### Provided records
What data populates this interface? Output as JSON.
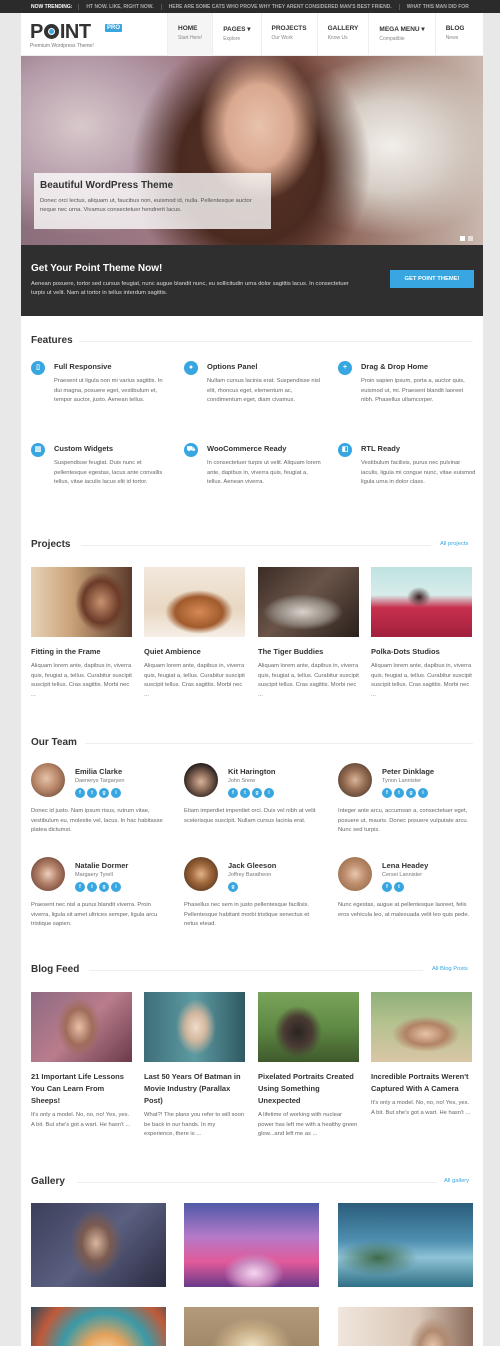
{
  "trending": {
    "label": "NOW TRENDING:",
    "items": [
      "HT NOW. LIKE, RIGHT NOW.",
      "HERE ARE SOME CATS WHO PROVE WHY THEY ARENT CONSIDERED MAN'S BEST FRIEND.",
      "WHAT THIS MAN DID FOR"
    ]
  },
  "header": {
    "logo": {
      "p": "P",
      "rest": "INT",
      "badge": "PRO"
    },
    "tagline": "Premium Wordpress Theme!",
    "nav": [
      {
        "title": "HOME",
        "sub": "Start Here!"
      },
      {
        "title": "PAGES ▾",
        "sub": "Explore"
      },
      {
        "title": "PROJECTS",
        "sub": "Our Work"
      },
      {
        "title": "GALLERY",
        "sub": "Know Us"
      },
      {
        "title": "MEGA MENU ▾",
        "sub": "Compatible"
      },
      {
        "title": "BLOG",
        "sub": "News"
      }
    ]
  },
  "hero": {
    "title": "Beautiful WordPress Theme",
    "text": "Donec orci lectus, aliquam ut, faucibus non, euismod id, nulla. Pellentesque auctor neque nec urna. Vivamus consectetuer hendrerit lacus."
  },
  "cta": {
    "title": "Get Your Point Theme Now!",
    "text": "Aenean posuere, tortor sed cursus feugiat, nunc augue blandit nunc, eu sollicitudin urna dolor sagittis lacus. In consectetuer turpis ut velit. Nam at tortor in tellus interdum sagittis.",
    "button": "GET POINT THEME!"
  },
  "features": {
    "title": "Features",
    "items": [
      {
        "icon": "mobile-icon",
        "glyph": "▯",
        "title": "Full Responsive",
        "text": "Praesent ut ligula non mi varius sagittis. In dui magna, posuere eget, vestibulum et, tempor auctor, justo. Aenean tellus."
      },
      {
        "icon": "settings-icon",
        "glyph": "●",
        "title": "Options Panel",
        "text": "Nullam cursus lacinia erat. Suspendisse nisl elit, rhoncus eget, elementum ac, condimentum eget, diam civamus."
      },
      {
        "icon": "plus-icon",
        "glyph": "+",
        "title": "Drag & Drop Home",
        "text": "Proin sapien ipsum, porta a, auctor quis, euismod ut, mi. Praesent blandit laoreet nibh. Phasellus ullamcorper."
      },
      {
        "icon": "widgets-icon",
        "glyph": "▥",
        "title": "Custom Widgets",
        "text": "Suspendisse feugiat. Duis nunc et pellentesque egestas, lacus ante convallis tellus, vitae iaculis lacus elit id tortor."
      },
      {
        "icon": "cart-icon",
        "glyph": "⛟",
        "title": "WooCommerce Ready",
        "text": "In consectetuer turpis ut velit. Aliquam lorem ante, dapibus in, viverra quis, feugiat a, tellus. Aenean viverra."
      },
      {
        "icon": "rtl-icon",
        "glyph": "◧",
        "title": "RTL Ready",
        "text": "Vestibulum facilisis, purus nec pulvinar iaculis, ligula mi congue nunc, vitae euismod ligula urna in dolor class."
      }
    ]
  },
  "projects": {
    "title": "Projects",
    "link": "All projects",
    "items": [
      {
        "title": "Fitting in the Frame",
        "text": "Aliquam lorem ante, dapibus in, viverra quis, feugiat a, tellus. Curabitur suscipit suscipit tellus. Cras sagittis. Morbi nec ..."
      },
      {
        "title": "Quiet Ambience",
        "text": "Aliquam lorem ante, dapibus in, viverra quis, feugiat a, tellus. Curabitur suscipit suscipit tellus. Cras sagittis. Morbi nec ..."
      },
      {
        "title": "The Tiger Buddies",
        "text": "Aliquam lorem ante, dapibus in, viverra quis, feugiat a, tellus. Curabitur suscipit suscipit tellus. Cras sagittis. Morbi nec ..."
      },
      {
        "title": "Polka-Dots Studios",
        "text": "Aliquam lorem ante, dapibus in, viverra quis, feugiat a, tellus. Curabitur suscipit suscipit tellus. Cras sagittis. Morbi nec ..."
      }
    ]
  },
  "team": {
    "title": "Our Team",
    "members": [
      {
        "name": "Emilia Clarke",
        "role": "Daenerys Targaryen",
        "social": [
          "f",
          "t",
          "g",
          "i"
        ],
        "text": "Donec id justo. Nam ipsum risus, rutrum vitae, vestibulum eu, molestie vel, lacus. In hac habitasse platea dictumst."
      },
      {
        "name": "Kit Harington",
        "role": "John Snow",
        "social": [
          "f",
          "t",
          "g",
          "i"
        ],
        "text": "Etiam imperdiet imperdiet orci. Duis vel nibh at velit scelerisque suscipit. Nullam cursus lacinia erat."
      },
      {
        "name": "Peter Dinklage",
        "role": "Tyrion Lannister",
        "social": [
          "f",
          "t",
          "g",
          "i"
        ],
        "text": "Integer ante arcu, accumsan a, consectetuer eget, posuere ut, mauris. Donec posuere vulputate arcu. Nunc sed turpis."
      },
      {
        "name": "Natalie Dormer",
        "role": "Margaery Tyrell",
        "social": [
          "f",
          "t",
          "g",
          "i"
        ],
        "text": "Praesent nec nisl a purus blandit viverra. Proin viverra, ligula sit amet ultrices semper, ligula arcu tristique sapien."
      },
      {
        "name": "Jack Gleeson",
        "role": "Joffrey Baratheon",
        "social": [
          "g"
        ],
        "text": "Phasellus nec sem in justo pellentesque facilisis. Pellentesque habitant morbi tristique senectus et netus etead."
      },
      {
        "name": "Lena Headey",
        "role": "Cersei Lannister",
        "social": [
          "f",
          "t"
        ],
        "text": "Nunc egestas, augue at pellentesque laoreet, felis eros vehicula leo, at malesuada velit leo quis pede."
      }
    ]
  },
  "blog": {
    "title": "Blog Feed",
    "link": "All Blog Posts",
    "items": [
      {
        "title": "21 Important Life Lessons You Can Learn From Sheeps!",
        "text": "It's only a model. No, no, no! Yes, yes. A bit. But she's got a wart. He hasn't ..."
      },
      {
        "title": "Last 50 Years Of Batman in Movie Industry (Parallax Post)",
        "text": "What?! The plans you refer to will soon be back in our hands. In my experience, there is ..."
      },
      {
        "title": "Pixelated Portraits Created Using Something Unexpected",
        "text": "A lifetime of working with nuclear power has left me with a healthy green glow...and left me as ..."
      },
      {
        "title": "Incredible Portraits Weren't Captured With A Camera",
        "text": "It's only a model. No, no, no! Yes, yes. A bit. But she's got a wart. He hasn't ..."
      }
    ]
  },
  "gallery": {
    "title": "Gallery",
    "link": "All gallery"
  },
  "colors": {
    "accent": "#38a6e0",
    "dark": "#2f2f2f"
  }
}
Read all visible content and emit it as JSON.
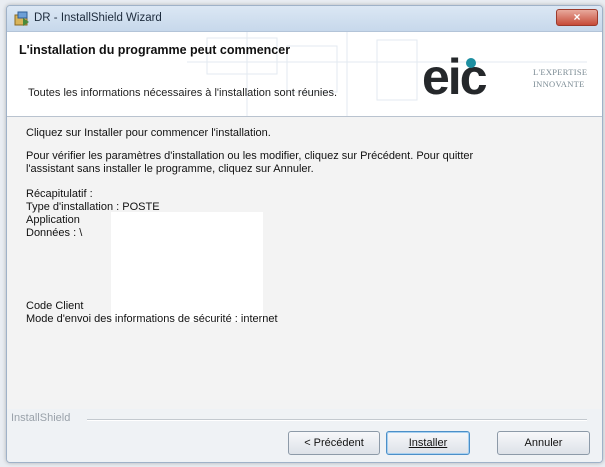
{
  "window": {
    "title": "DR - InstallShield Wizard",
    "close_label": "×"
  },
  "header": {
    "title": "L'installation du programme peut commencer",
    "subtitle": "Toutes les informations nécessaires à l'installation sont réunies.",
    "logo_text": "eic",
    "tagline_line1": "L'EXPERTISE",
    "tagline_line2": "INNOVANTE",
    "logo_color": "#1d8fa1",
    "logo_letter_color": "#25282b"
  },
  "body": {
    "intro": "Cliquez sur Installer pour commencer l'installation.",
    "review_line1": "Pour vérifier les paramètres d'installation ou les modifier, cliquez sur Précédent. Pour quitter",
    "review_line2": "l'assistant sans installer le programme, cliquez sur Annuler.",
    "summary_label": "Récapitulatif :",
    "install_type": "Type d'installation : POSTE",
    "application": "Application",
    "data": "Données : \\",
    "client_code": "Code Client",
    "security_mode": "Mode d'envoi des informations de sécurité : internet"
  },
  "footer": {
    "brand": "InstallShield",
    "back_label": "< Précédent",
    "install_label": "Installer",
    "cancel_label": "Annuler"
  }
}
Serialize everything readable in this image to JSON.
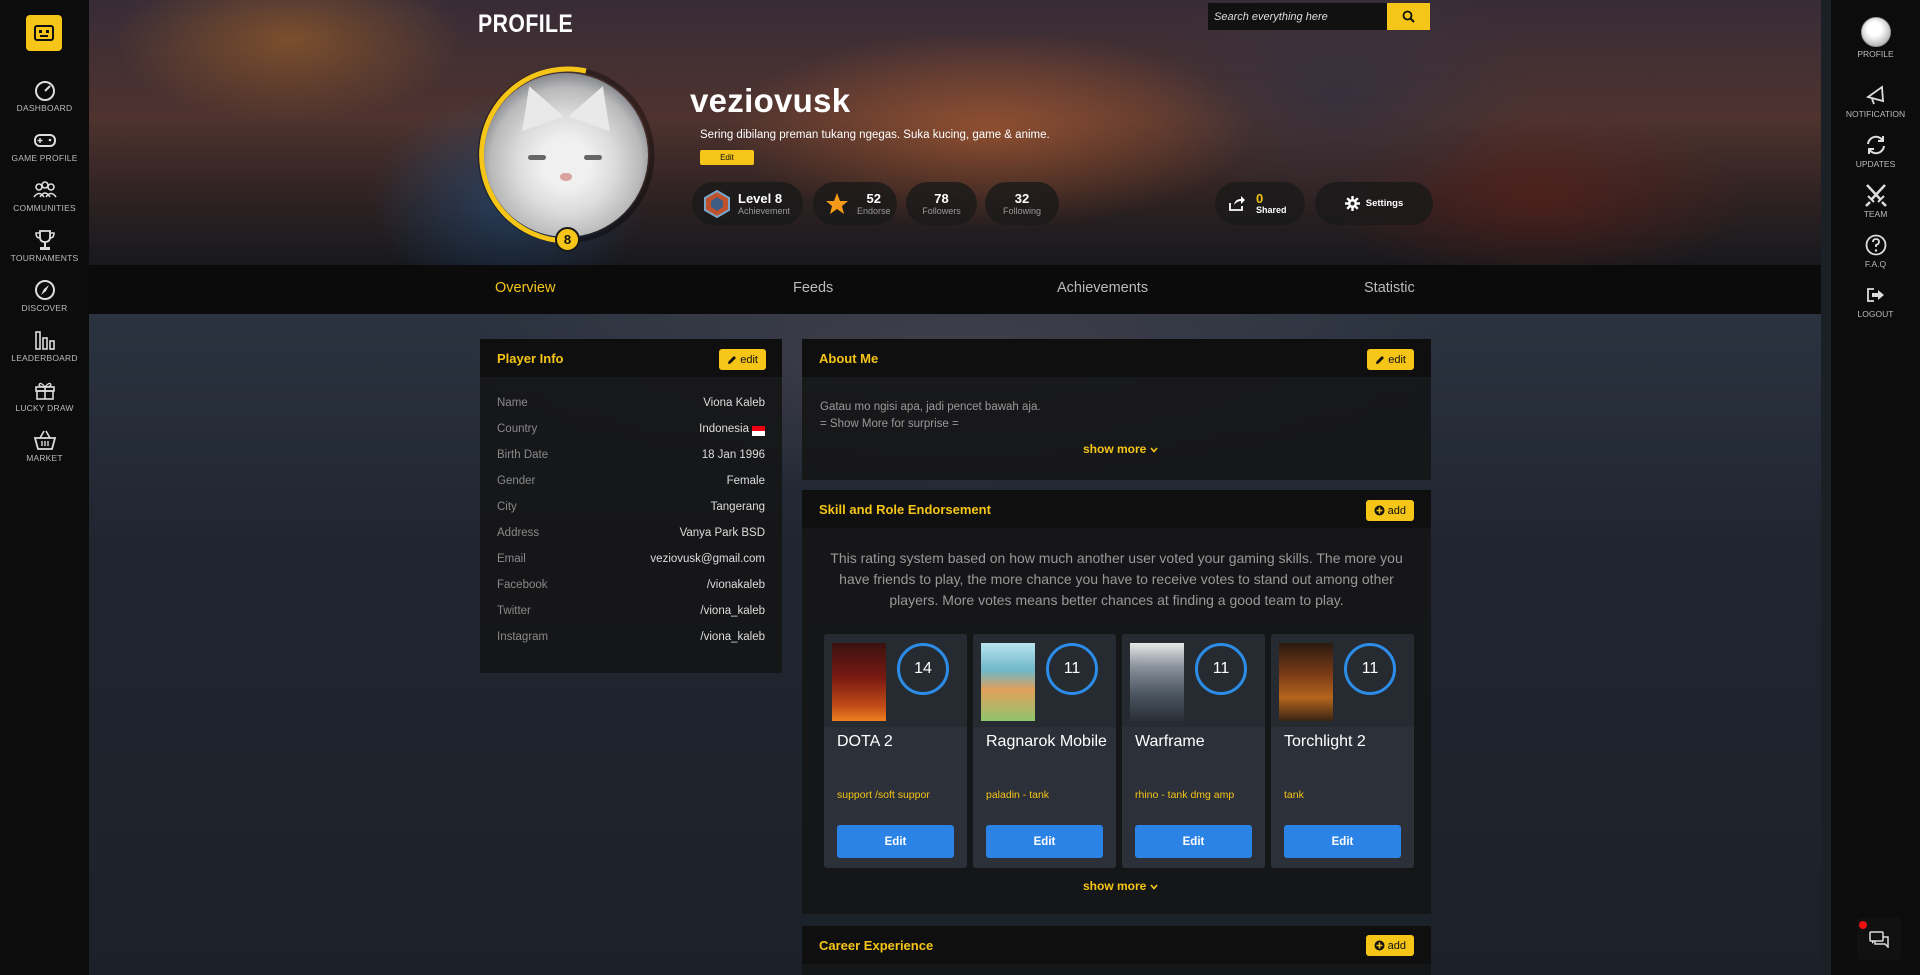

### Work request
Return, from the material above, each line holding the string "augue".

### Solution to this problem
    "text": "Aenean posuere, tortor sed cursus feugiat, nunc augue blandit nunc, eu sollicitudin urna dolor sagittis lacus. In consectetuer turpis ut velit. Nam at tortor in tellus interdum sagittis.",
        "text": "Nunc egestas, augue at pellentesque laoreet, felis eros vehicula leo, at malesuada velit leo quis pede."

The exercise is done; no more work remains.